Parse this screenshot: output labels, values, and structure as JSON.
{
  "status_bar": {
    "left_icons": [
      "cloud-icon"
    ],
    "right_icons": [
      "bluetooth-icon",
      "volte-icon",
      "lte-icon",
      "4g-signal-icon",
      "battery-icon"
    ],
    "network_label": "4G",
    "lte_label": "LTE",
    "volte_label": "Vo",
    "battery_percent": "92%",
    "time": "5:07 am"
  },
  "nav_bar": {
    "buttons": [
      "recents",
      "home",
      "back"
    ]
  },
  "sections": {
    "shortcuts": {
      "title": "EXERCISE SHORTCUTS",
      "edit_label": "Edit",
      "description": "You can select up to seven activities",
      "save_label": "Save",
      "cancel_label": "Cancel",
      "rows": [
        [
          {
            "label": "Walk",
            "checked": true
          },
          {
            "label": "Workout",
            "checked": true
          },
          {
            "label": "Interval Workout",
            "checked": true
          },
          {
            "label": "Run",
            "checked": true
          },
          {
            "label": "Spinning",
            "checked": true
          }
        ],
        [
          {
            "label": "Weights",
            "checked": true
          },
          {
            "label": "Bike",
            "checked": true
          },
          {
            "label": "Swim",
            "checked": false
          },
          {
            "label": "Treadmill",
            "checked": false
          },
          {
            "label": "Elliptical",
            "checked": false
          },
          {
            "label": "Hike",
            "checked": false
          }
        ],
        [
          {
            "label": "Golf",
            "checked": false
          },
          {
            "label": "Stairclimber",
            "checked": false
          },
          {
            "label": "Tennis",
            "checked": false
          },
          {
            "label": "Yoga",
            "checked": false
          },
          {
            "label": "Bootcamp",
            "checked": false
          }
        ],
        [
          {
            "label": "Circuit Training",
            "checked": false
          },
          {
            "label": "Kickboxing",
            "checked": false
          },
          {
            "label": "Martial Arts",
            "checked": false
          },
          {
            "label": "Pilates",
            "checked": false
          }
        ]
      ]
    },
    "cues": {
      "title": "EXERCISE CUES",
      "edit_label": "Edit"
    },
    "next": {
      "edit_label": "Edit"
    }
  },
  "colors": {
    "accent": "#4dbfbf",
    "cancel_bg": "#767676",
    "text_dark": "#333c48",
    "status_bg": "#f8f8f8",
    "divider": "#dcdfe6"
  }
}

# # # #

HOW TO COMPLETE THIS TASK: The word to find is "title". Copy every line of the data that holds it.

RESPONSE AREA:
      "title": "EXERCISE SHORTCUTS",
      "title": "EXERCISE CUES",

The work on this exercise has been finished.